Entries from a dataset of interfaces
%%

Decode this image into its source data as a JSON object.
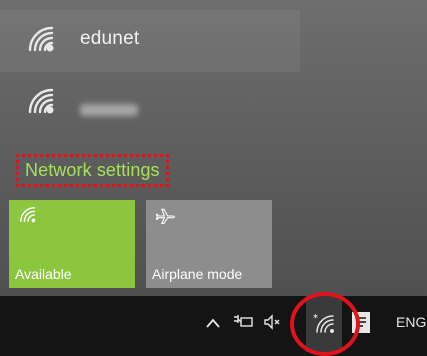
{
  "networks": [
    {
      "name": "edunet",
      "connected": false
    },
    {
      "name": "",
      "connected": false,
      "name_obscured": true
    }
  ],
  "network_settings_label": "Network settings",
  "quick_actions": [
    {
      "label": "Available",
      "icon": "wifi-icon",
      "active": true
    },
    {
      "label": "Airplane mode",
      "icon": "airplane-icon",
      "active": false
    }
  ],
  "taskbar": {
    "language": "ENG",
    "icons": [
      "chevron-up-icon",
      "power-plug-icon",
      "speaker-muted-icon",
      "wifi-icon",
      "action-center-icon"
    ]
  },
  "colors": {
    "accent_green": "#8cc63f",
    "settings_link": "#a8e05a",
    "highlight_red": "#e0121a"
  }
}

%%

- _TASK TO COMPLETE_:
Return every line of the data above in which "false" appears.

- _RESPONSE FOR THIS EXERCISE_:
      "connected": false
      "connected": false,
      "active": false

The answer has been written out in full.